Cemetery clean-up may meet early death
THE facelift under way at May Pen Cemetery since Sunday, which has seen the recruitment of hundreds of west Kingston residents, might be short-lived, Kingston Mayor Desmond McKenzie warned yesterday.
The mayor, who is also councillor for the Tivoli Gardens division where the burial ground is sited, said funding woes could render the clean-up a mere Band-Aid.
"The funding doesn't make it practical for continuous main-tenance," McKenzie said.
Around 500 west Kingston residents have picked up part-time work toiling in the May Pen Cemetery since Sunday, swinging machetes through overgrowth and near damaged tombs which have made the location an urban eyesore and a haven for criminals.
State Minister Robert Montague, who heads the local govern-ment portfolio, said McKenzie's estimated price tag for the clean-up blitz was just about correct.
"The mayor, being the mayor, has tried squeeze a $6-million bill on us, but my chief technical director is here, as well as the rest of my technical staff, and they'll be sitting down with the mayor's technical people to come up with a proper programme.
"But looking around at what is here, I think the mayor's figure is spot on," said Montague, who toured the cemetery with a delegation on Tuesday.
The two-week makeover project, supervised by the Kingston and St Andrew Corporation and the National Solid Waste Management Authority, was launched after west Kingston residents claimed security personnel were burying persons, without relatives' knowledge, who died in last month's civil unrest.

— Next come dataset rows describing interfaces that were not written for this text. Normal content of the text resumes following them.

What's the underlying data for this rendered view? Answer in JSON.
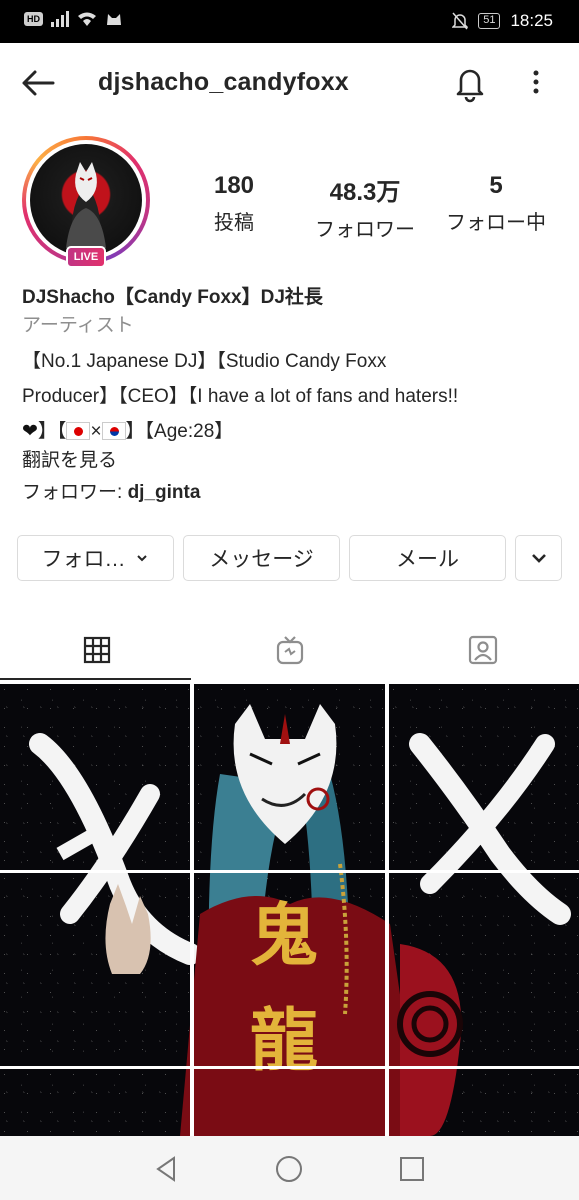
{
  "status_bar": {
    "hd": "HD",
    "battery": "51",
    "time": "18:25"
  },
  "header": {
    "username": "djshacho_candyfoxx"
  },
  "profile": {
    "live_label": "LIVE",
    "stats": [
      {
        "value": "180",
        "label": "投稿"
      },
      {
        "value": "48.3万",
        "label": "フォロワー"
      },
      {
        "value": "5",
        "label": "フォロー中"
      }
    ],
    "display_name": "DJShacho【Candy Foxx】DJ社長",
    "category": "アーティスト",
    "bio_line1": "【No.1 Japanese DJ】【Studio Candy Foxx",
    "bio_line2": "Producer】【CEO】【I have a lot of fans and haters!!",
    "bio_line3_heart": "❤",
    "bio_line3_a": "】【",
    "bio_line3_times": "×",
    "bio_line3_b": "】【Age:28】",
    "translate": "翻訳を見る",
    "followed_prefix": "フォロワー: ",
    "followed_user": "dj_ginta"
  },
  "actions": {
    "follow_label": "フォロ…",
    "message_label": "メッセージ",
    "mail_label": "メール"
  },
  "grid_art": {
    "kanji": [
      "鬼",
      "龍"
    ]
  }
}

The 200-acre May Pen Cemetery serves as the resting place for a wide variety of persons - ranging from careers of political fame and military valour to those of humbler vintage or criminal notoriety. One of the cheapest burial sites in Jamaica, a vault there costs $3,000 and a 'dirt grave' $2,000.